§ What to do:
Go through the material below and copy each line where the word "rotate" appears.

§ Information provided:
=====
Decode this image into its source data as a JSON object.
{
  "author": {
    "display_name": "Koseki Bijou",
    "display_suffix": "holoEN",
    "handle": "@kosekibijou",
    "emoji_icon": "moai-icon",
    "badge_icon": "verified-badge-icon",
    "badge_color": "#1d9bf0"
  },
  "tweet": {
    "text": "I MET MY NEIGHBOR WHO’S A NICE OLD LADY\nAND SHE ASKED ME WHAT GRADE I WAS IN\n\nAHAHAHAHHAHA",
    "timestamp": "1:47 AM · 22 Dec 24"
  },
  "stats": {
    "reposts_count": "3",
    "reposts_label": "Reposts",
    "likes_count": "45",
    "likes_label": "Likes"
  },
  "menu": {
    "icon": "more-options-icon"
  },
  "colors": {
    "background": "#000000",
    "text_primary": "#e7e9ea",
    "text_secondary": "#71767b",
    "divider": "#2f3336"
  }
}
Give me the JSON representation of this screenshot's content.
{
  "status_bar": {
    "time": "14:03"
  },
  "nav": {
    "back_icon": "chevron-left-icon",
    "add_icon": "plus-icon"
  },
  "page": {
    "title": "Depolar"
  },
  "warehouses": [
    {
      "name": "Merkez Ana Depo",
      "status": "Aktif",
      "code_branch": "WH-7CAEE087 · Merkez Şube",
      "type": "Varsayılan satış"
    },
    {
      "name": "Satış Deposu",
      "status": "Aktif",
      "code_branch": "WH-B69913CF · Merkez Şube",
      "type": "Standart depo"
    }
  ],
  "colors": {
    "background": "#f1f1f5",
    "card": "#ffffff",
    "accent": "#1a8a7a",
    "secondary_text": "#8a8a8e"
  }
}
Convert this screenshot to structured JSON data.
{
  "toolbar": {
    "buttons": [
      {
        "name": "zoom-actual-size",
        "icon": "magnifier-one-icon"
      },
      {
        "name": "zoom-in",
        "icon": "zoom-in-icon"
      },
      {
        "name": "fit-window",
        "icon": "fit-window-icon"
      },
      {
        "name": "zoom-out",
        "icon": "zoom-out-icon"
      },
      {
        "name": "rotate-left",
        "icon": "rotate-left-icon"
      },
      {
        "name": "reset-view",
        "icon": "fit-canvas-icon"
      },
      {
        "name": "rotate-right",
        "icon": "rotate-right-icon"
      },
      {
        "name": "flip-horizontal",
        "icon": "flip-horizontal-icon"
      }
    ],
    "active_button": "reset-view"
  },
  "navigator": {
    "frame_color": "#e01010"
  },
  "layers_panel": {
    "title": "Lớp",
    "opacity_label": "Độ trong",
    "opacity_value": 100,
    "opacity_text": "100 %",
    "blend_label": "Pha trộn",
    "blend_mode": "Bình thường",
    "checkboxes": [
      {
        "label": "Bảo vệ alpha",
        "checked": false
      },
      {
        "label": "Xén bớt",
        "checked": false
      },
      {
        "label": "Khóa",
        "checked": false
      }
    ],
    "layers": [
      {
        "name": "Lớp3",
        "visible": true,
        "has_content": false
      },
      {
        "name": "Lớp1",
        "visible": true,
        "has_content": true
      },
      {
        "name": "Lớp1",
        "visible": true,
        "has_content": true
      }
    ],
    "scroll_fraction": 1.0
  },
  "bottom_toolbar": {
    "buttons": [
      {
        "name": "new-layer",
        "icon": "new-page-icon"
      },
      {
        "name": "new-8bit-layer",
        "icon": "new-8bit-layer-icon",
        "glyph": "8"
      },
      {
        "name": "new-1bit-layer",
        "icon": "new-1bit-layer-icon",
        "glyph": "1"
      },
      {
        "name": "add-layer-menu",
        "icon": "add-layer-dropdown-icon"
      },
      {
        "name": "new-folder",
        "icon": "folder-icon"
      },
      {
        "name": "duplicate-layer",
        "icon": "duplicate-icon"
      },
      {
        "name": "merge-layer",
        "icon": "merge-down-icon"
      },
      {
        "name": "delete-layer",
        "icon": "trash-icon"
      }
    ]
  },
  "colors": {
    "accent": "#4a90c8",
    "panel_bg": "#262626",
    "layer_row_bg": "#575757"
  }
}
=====
§ Your response:
        "name": "rotate-left",
        "icon": "rotate-left-icon"
        "name": "rotate-right",
        "icon": "rotate-right-icon"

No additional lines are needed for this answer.